Web page and app entries
--------------------------------------------------
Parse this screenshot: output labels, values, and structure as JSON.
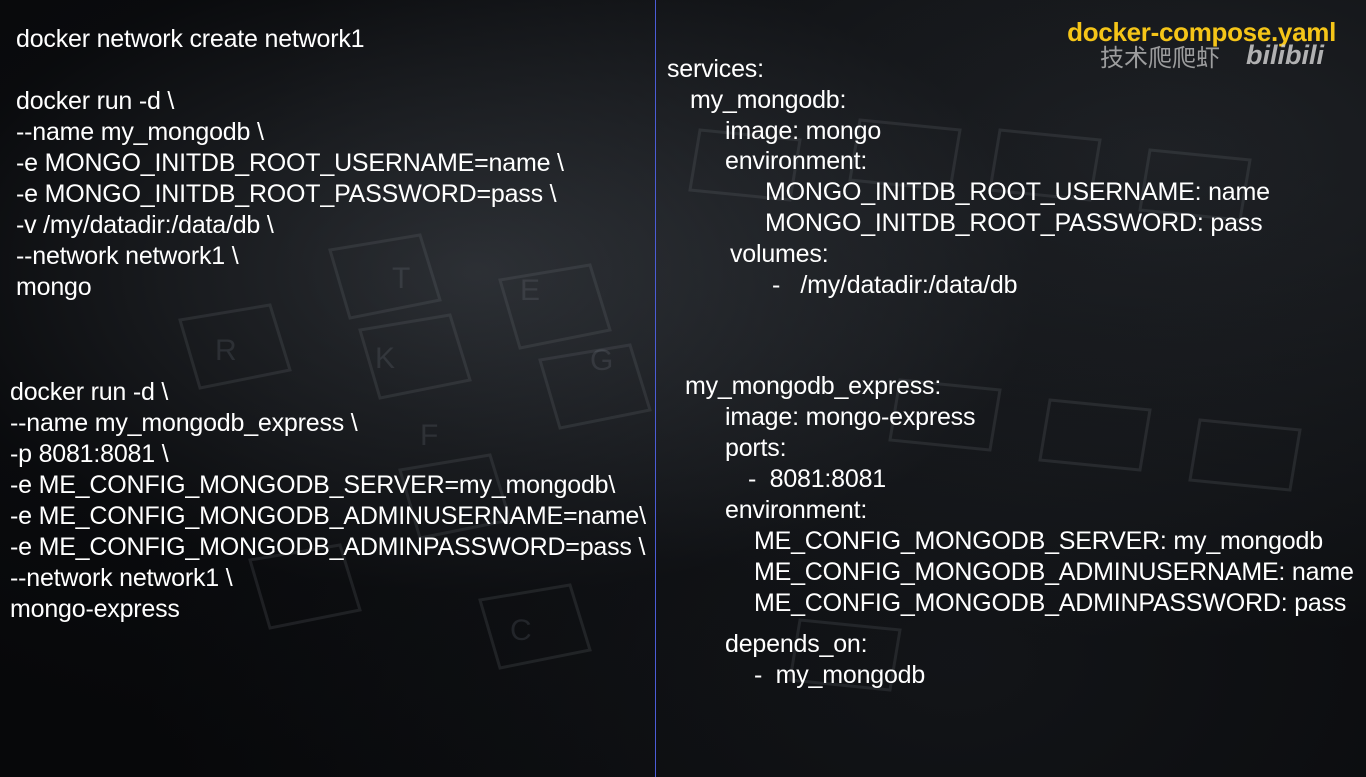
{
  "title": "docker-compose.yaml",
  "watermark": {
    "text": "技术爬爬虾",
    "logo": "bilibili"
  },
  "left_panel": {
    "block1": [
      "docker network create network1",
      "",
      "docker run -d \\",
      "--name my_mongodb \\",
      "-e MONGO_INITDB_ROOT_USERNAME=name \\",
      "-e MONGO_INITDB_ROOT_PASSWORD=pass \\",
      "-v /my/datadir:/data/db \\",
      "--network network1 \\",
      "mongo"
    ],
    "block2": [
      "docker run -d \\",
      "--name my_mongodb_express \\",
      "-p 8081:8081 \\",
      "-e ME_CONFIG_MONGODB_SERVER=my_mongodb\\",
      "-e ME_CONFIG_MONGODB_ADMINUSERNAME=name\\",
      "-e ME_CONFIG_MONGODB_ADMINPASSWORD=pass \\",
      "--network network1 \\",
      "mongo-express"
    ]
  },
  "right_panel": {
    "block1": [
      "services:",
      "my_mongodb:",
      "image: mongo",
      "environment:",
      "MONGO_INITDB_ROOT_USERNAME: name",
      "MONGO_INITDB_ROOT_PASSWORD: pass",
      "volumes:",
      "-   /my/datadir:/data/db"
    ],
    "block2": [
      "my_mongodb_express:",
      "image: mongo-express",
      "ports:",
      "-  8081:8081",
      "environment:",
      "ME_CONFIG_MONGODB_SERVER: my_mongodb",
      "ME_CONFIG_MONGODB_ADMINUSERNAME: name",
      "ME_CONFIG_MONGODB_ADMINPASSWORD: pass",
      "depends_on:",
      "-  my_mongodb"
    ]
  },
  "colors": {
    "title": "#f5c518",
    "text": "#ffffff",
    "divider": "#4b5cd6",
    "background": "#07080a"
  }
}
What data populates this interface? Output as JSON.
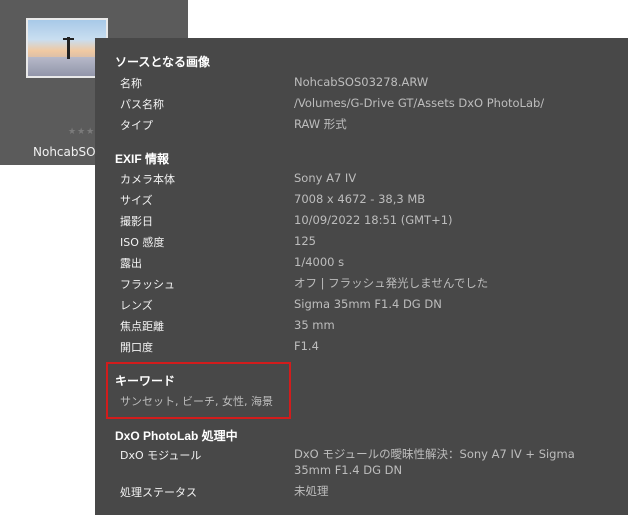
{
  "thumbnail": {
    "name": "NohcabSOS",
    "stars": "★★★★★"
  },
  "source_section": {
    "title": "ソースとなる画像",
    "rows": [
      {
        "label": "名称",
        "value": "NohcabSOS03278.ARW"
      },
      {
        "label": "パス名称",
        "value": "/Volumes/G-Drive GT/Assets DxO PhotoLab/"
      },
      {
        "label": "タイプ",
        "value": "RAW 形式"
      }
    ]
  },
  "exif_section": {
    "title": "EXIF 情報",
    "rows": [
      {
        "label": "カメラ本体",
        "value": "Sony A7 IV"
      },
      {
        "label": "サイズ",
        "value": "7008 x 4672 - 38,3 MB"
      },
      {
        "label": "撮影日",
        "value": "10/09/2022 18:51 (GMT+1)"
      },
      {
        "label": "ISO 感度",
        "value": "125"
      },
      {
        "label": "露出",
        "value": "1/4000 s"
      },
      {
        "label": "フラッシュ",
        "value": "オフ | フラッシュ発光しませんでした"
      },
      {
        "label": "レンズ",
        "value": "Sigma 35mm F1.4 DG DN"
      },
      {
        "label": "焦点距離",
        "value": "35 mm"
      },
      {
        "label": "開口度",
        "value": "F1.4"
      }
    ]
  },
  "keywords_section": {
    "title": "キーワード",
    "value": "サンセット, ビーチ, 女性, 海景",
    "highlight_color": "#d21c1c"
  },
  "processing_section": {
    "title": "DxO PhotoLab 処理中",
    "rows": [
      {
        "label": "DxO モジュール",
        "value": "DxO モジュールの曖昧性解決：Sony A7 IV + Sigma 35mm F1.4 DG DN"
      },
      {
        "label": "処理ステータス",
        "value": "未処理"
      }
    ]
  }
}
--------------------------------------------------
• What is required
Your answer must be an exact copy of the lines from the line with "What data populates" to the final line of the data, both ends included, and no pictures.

• Written response
What data populates this interface? Output as JSON.
{
  "thumbnail": {
    "name": "NohcabSOS",
    "stars": "★★★★★"
  },
  "source_section": {
    "title": "ソースとなる画像",
    "rows": [
      {
        "label": "名称",
        "value": "NohcabSOS03278.ARW"
      },
      {
        "label": "パス名称",
        "value": "/Volumes/G-Drive GT/Assets DxO PhotoLab/"
      },
      {
        "label": "タイプ",
        "value": "RAW 形式"
      }
    ]
  },
  "exif_section": {
    "title": "EXIF 情報",
    "rows": [
      {
        "label": "カメラ本体",
        "value": "Sony A7 IV"
      },
      {
        "label": "サイズ",
        "value": "7008 x 4672 - 38,3 MB"
      },
      {
        "label": "撮影日",
        "value": "10/09/2022 18:51 (GMT+1)"
      },
      {
        "label": "ISO 感度",
        "value": "125"
      },
      {
        "label": "露出",
        "value": "1/4000 s"
      },
      {
        "label": "フラッシュ",
        "value": "オフ | フラッシュ発光しませんでした"
      },
      {
        "label": "レンズ",
        "value": "Sigma 35mm F1.4 DG DN"
      },
      {
        "label": "焦点距離",
        "value": "35 mm"
      },
      {
        "label": "開口度",
        "value": "F1.4"
      }
    ]
  },
  "keywords_section": {
    "title": "キーワード",
    "value": "サンセット, ビーチ, 女性, 海景",
    "highlight_color": "#d21c1c"
  },
  "processing_section": {
    "title": "DxO PhotoLab 処理中",
    "rows": [
      {
        "label": "DxO モジュール",
        "value": "DxO モジュールの曖昧性解決：Sony A7 IV + Sigma 35mm F1.4 DG DN"
      },
      {
        "label": "処理ステータス",
        "value": "未処理"
      }
    ]
  }
}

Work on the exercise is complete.